It's not because your head is inherently un-baseball-player-shaped! I know of exactly one person who looks good in an off-the-shelf baseball cap, and that's frequent Cheer-Clubber and Box-poster Useless Tyler. Last time I saw him, his cap looked as new as the day it was stitched together, and just right on his head.
For those of us who aren't Useless Tyler, we need to break-in our caps so we don't look like locomotive engineers. Breaking-in a cap is a loving process that takes years of wearing it day and night until it takes on the contours of your own head. Well, some of us don't have years. Some of us want our hats to look good on our heads now, in time for the upcoming baseball season. I ran into this problem in May of last year, when my wife bought me a new home grey Jays cap for my birthday.
I was going to break it in the old-fashioned way, by wearing it and wearing it some more, and bending the brim a bit into a nice, pleasant curve, but after enduring two weeks of "New hat, huh?" and "It'll look better when it's broken in" from the regular goons up in section 518, I decided I needed to do something about it a little faster.
(By the way, the cap in question is a fitted New Era 5950, the "authentic" hat sold at the Rogers Centre Bullpen Store, and the same style of hat that most MLB teams wear on the field. If you're buying a sized Jays hat, you'll be buying one of these.)
First thing I did was to try to work in the front panel, which sat up very high on my head.

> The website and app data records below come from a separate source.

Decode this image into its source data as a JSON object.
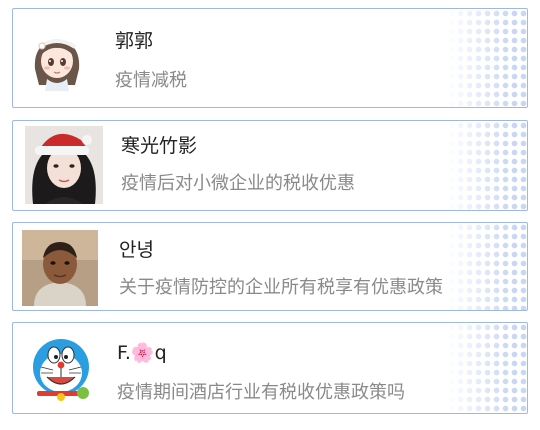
{
  "conversations": [
    {
      "name": "郭郭",
      "message": "疫情减税",
      "avatar_icon": "cartoon-girl-avatar-icon"
    },
    {
      "name": "寒光竹影",
      "message": "疫情后对小微企业的税收优惠",
      "avatar_icon": "girl-santa-hat-avatar-icon"
    },
    {
      "name": "안녕",
      "message": "关于疫情防控的企业所有税享有优惠政策",
      "avatar_icon": "boy-photo-avatar-icon"
    },
    {
      "name": "F.🌸q",
      "message": "疫情期间酒店行业有税收优惠政策吗",
      "avatar_icon": "doraemon-avatar-icon"
    }
  ],
  "colors": {
    "card_border": "#9fb6e6",
    "dot_pattern": "#c9d6f4",
    "name_text": "#222222",
    "message_text": "#8a8a8a"
  }
}
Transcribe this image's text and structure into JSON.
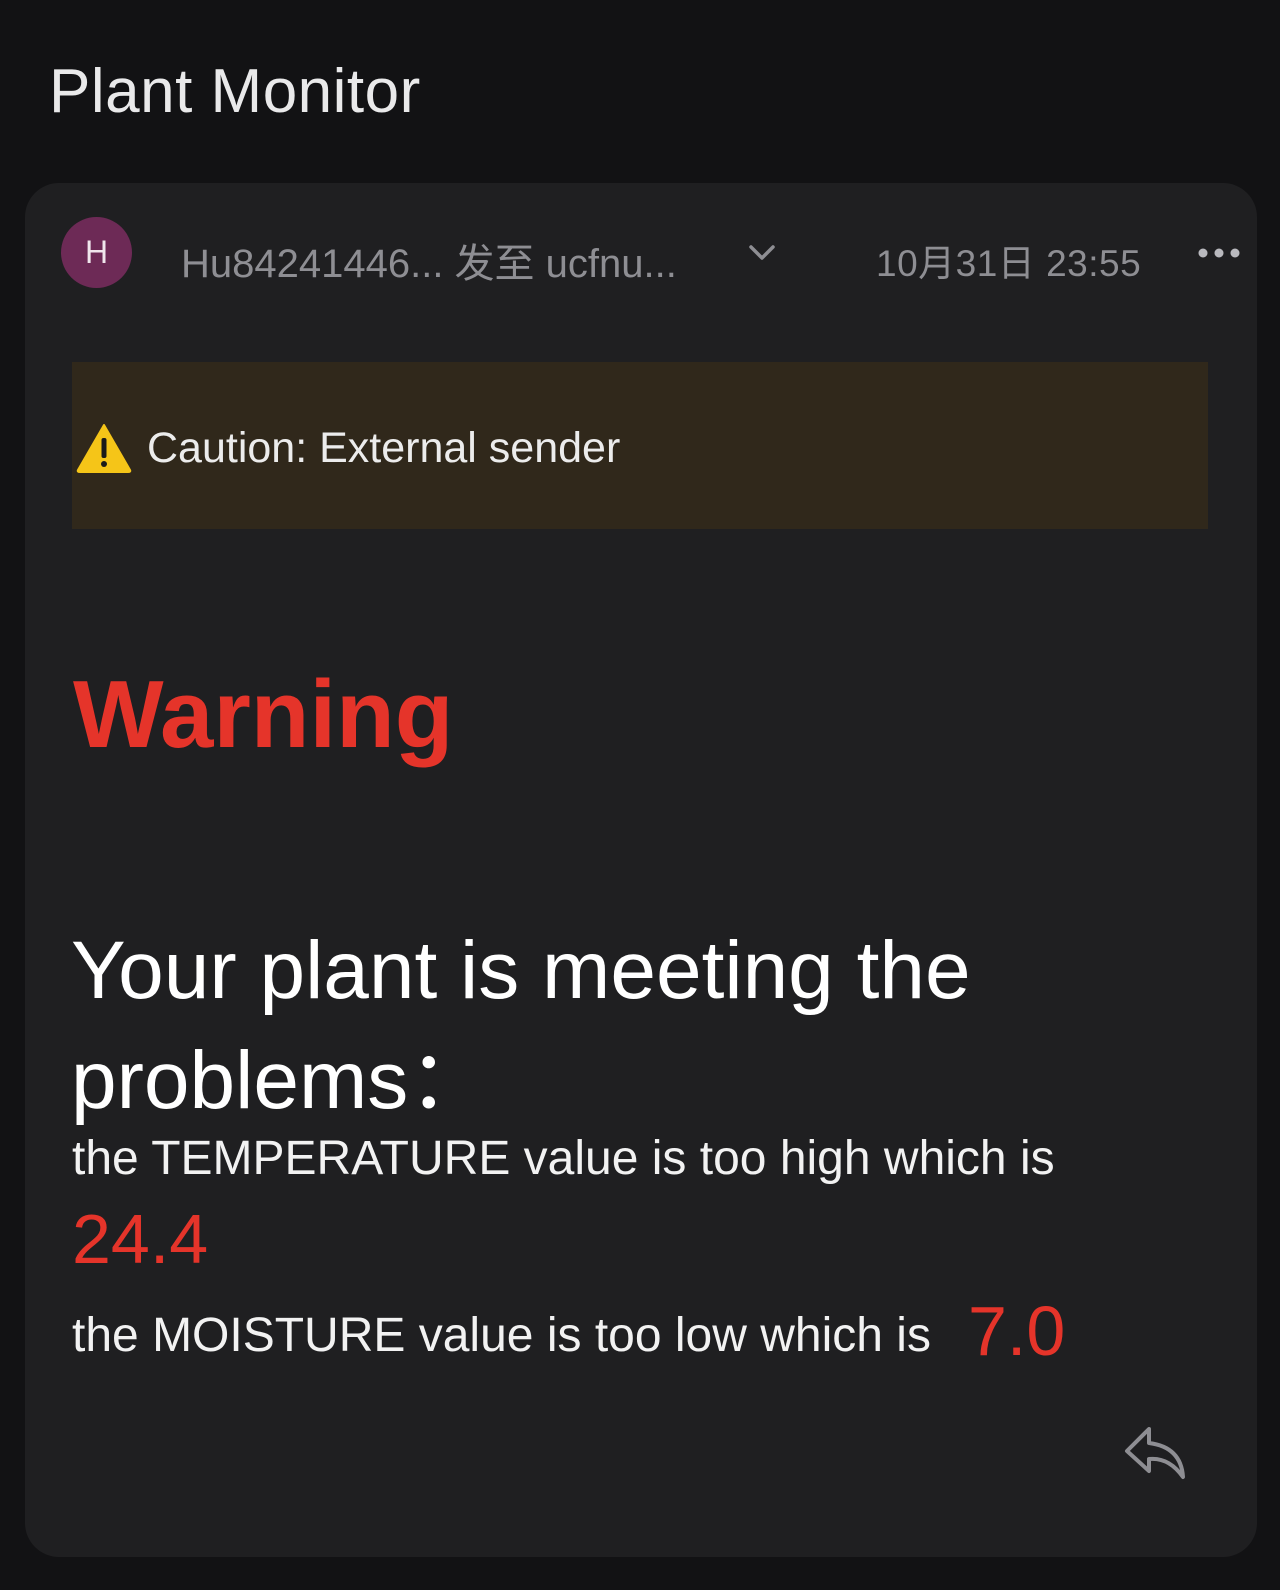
{
  "app": {
    "title": "Plant Monitor"
  },
  "email": {
    "avatar_letter": "H",
    "sender_line": "Hu84241446... 发至 ucfnu...",
    "date": "10月31日 23:55",
    "caution_text": "Caution: External sender",
    "warning_heading": "Warning",
    "problems_heading": "Your plant is meeting the problems：",
    "temperature_line": "the TEMPERATURE value is too high which is",
    "temperature_value": "24.4",
    "moisture_line": "the MOISTURE value is too low which is",
    "moisture_value": "7.0"
  },
  "icons": {
    "expand": "chevron-down-icon",
    "more": "more-icon",
    "caution": "warning-triangle-icon",
    "reply": "reply-icon"
  },
  "colors": {
    "background": "#121214",
    "card": "#1f1f21",
    "avatar": "#6d2a56",
    "caution_banner": "#30281b",
    "alert_red": "#e5342a",
    "muted_text": "#8e8e93"
  }
}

Well, nothing happened -- the panel is designed to be stiff but flexible, and no matter how much I scrunched it or crumpled it, the panel just jumped back to the same shape it started at. I'll admit I was a little irritated by this. So I turned to that amazing repository of all information, The Internet. Hey, if The Internet can give me instructions on how to build the Millennium Falcon out of Lego it can tell me anything!
Almost anything. Google was not very helpful, turning up hundreds of blog pages of people complaining about how hard it was to break-in their baseball caps, but no solutions or instructions. I was despondent; I couldn't take another inning of razzing from the guys in the cheap seats. In my desperation I wandered all over the New Era website, reading anything cap-related, and I learned all about how many different New York Yankees caps are sold by just this one company...
And then finally, there it was, hidden in cleverly with the washing instructions. The 5950 cap is made of wool -- if you wash it in warm water it will shrink, so you need to dry it on top of something similar to the size of your head, like an upside-down bowl or a basketball (you know who you are) or your actual head. If you dry it on your head, it will shrink precisely to the size and shape of your noggin... Well, that's some mighty useful information!
I immediately leaped up from my desk at work and rushed to the washroom to soak my cap in warm water. Then I clapped it onto my head and waited for the magic to happen. After about ten minutes of wet-cap discomfort, I began to suspect that I was the victim of a savage burn laid upon me by the webmaster of the New Era website. Unpleasantly lukewarm water was tricking down my back and into my eyes. I began to plot my revenge. But then, as the cap dried, a miracle happened: the cap began to shrink down to the dimensions of my head, pulling the stiffened front panel backwards so that it no longer stood so high up.
And now, with some additional curving of the brim, I have a cap that's very comfortably broken in. I highly recommend this method, despite the few hours of discomfort and the wet dog smell that will trail you until you have a shower, and not out of some perverse need to burn someone else as badly as I was burned.